  • only access client data in HMRC systems by getting authorisation and viewing it through their online agent services account
  • use HMRC forms where they have been prescribed or mandated or, if the agent is using their own forms, include the same information that the relevant HMRC form requires

4.3.3 Interaction with clients

Agents must:

  • never ask any client to share their Government Gateway user ID and password (or digital certificate) with them
  • make sure all communications and advertising material are fair, clear, accurate and do not mislead or conceal material facts

Agents should:

  • make their terms of engagement for clients as clear and simple as possible, in particular:
    • how the agent is to be paid for their services
    • how any repayment of tax owed will reach the client and what conditions apply (if any)
    • provide details of deductions that will be made by the agent from any repayment the agent handles for the client
    • confirm that nominations for repayments can be withdrawn by the client at any time before the repayment is made, and HMRC has the discretion not to make payments to a nominee
    • make clear the rights that both agents and their clients have to end the arrangement early or individually
  • agree the terms of engagement before starting to act for the client, and get confirmation that the client accepts them
  • offer clients a reasonable cancellation period during which they can cancel any agreement they have entered into
  • provide clients with relevant and material information before and during their engagement
  • make relevant documents and information from former clients available to their new advisers when they are entitled to see them, unless there are legal reasons why this cannot be done

4.3.4 Additional needs of clients

HMRC encourages agents to make the services they provide available and accessible to all consumers equally by identifying customers needing extra help and providing extra support and reasonable adjustments as appropriate. For example:

  • consider the needs of blind or partially sighted customers
  • using clear, concise language when communicating with customers
  • if the client appears anxious or overwhelmed by any tax issues affecting them, tell them help and support is available on NHS mental health services website

HMRC expects agents to follow these principles in addition to the standards in section 2 when advising on tax planning.

4.4 Tax planning

4.4.1 Lawful

Agents must act lawfully and with integrity at all times and expect the same from their clients.

Agents should:

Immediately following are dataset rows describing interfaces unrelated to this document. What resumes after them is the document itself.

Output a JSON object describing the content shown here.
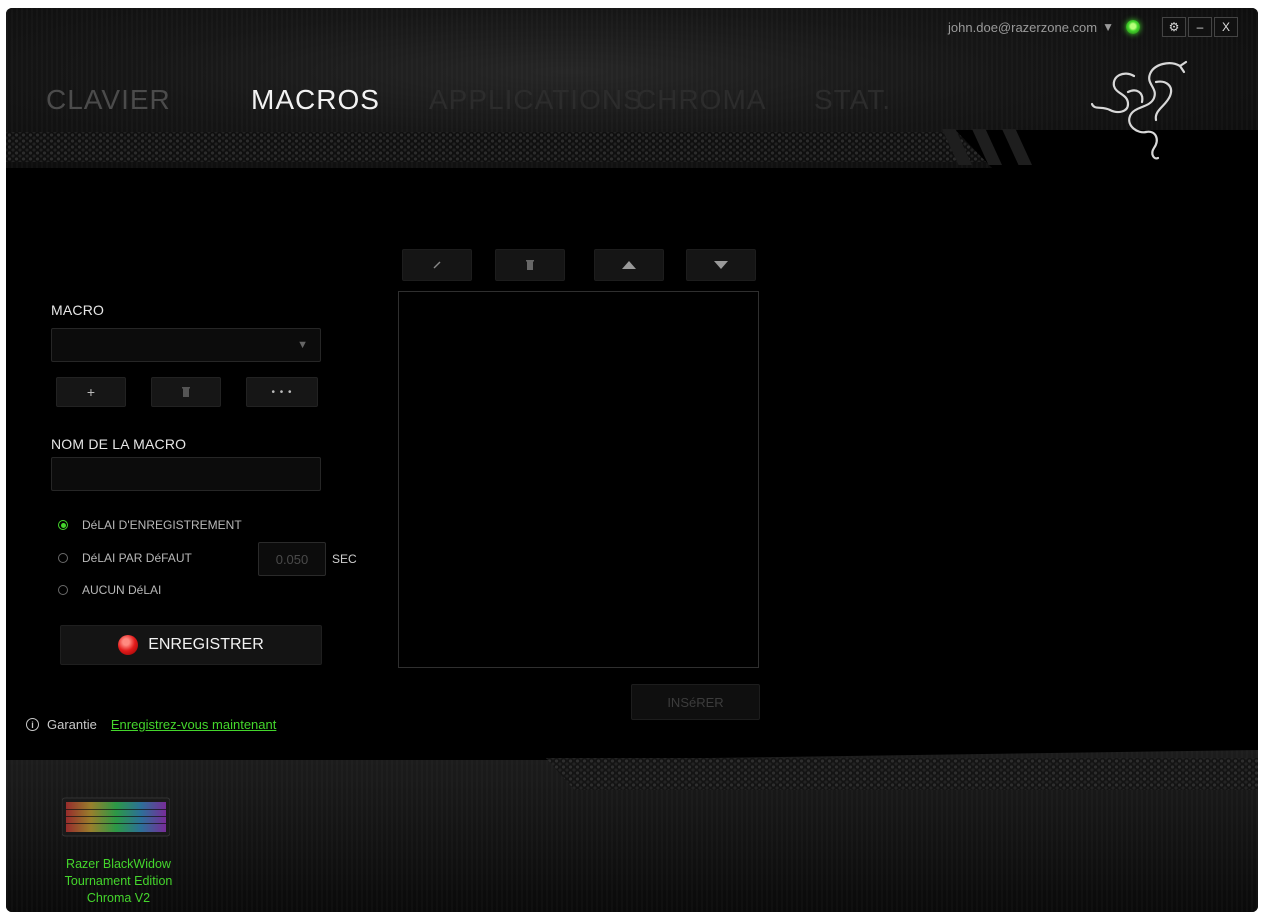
{
  "topbar": {
    "account_email": "john.doe@razerzone.com",
    "caret_icon": "caret-down-icon",
    "status_color": "#44d62c",
    "settings_glyph": "⚙",
    "minimize_glyph": "–",
    "close_glyph": "X"
  },
  "tabs": [
    {
      "label": "CLAVIER",
      "active": false
    },
    {
      "label": "MACROS",
      "active": true
    },
    {
      "label": "APPLICATIONS",
      "active": false
    },
    {
      "label": "CHROMA",
      "active": false
    },
    {
      "label": "STAT.",
      "active": false
    }
  ],
  "macro": {
    "label": "MACRO",
    "selected_value": "",
    "add_glyph": "+",
    "more_glyph": "• • •"
  },
  "macro_name": {
    "label": "NOM DE LA MACRO",
    "value": ""
  },
  "delay_options": [
    {
      "label": "DéLAI D'ENREGISTREMENT",
      "selected": true
    },
    {
      "label": "DéLAI PAR DéFAUT",
      "selected": false
    },
    {
      "label": "AUCUN DéLAI",
      "selected": false
    }
  ],
  "delay_value": "0.050",
  "delay_unit": "SEC",
  "record_button": "ENREGISTRER",
  "warranty": {
    "label": "Garantie",
    "link": "Enregistrez-vous maintenant"
  },
  "insert_button": "INSéRER",
  "device": {
    "name_line1": "Razer BlackWidow",
    "name_line2": "Tournament Edition",
    "name_line3": "Chroma V2"
  },
  "colors": {
    "accent_green": "#44d62c",
    "record_red": "#e31b1b"
  }
}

  • base tax planning on a realistic assessment of the facts and a credible view of the law
  • advise their clients if there is a material uncertainty in the law, for example, if it is known that HMRC’s view differs or is unknown
  • advise clients clearly on the risk and costs of challenge by HMRC, and any resultant court case

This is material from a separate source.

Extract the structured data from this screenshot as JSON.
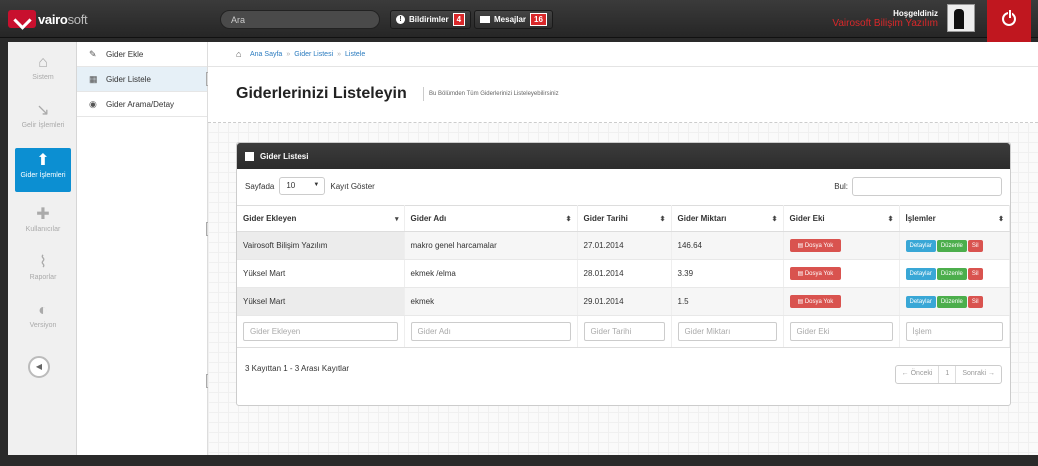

4.4.2 Disclosure and transparency

HMRC expects any disclosure by agents to represent all relevant facts fairly.

4.4.3 Advising on tax planning arrangements

Agents must not create, encourage or promote tax planning arrangements or structures that:

  • set out to achieve results that are contrary to the clear intention of Parliament in enacting relevant legislation
  • are highly artificial or highly contrived and seek to exploit shortcomings in the relevant legislation

4.4.4 Professional judgment and appropriate documentation

HMRC expects agents to exercise professional judgement in applying these standards to particular client advisory situations.

Agents should keep timely notes of the rationale for their actions when seeking to follow these requirements.

 

External links

HMRC's Standard for Agents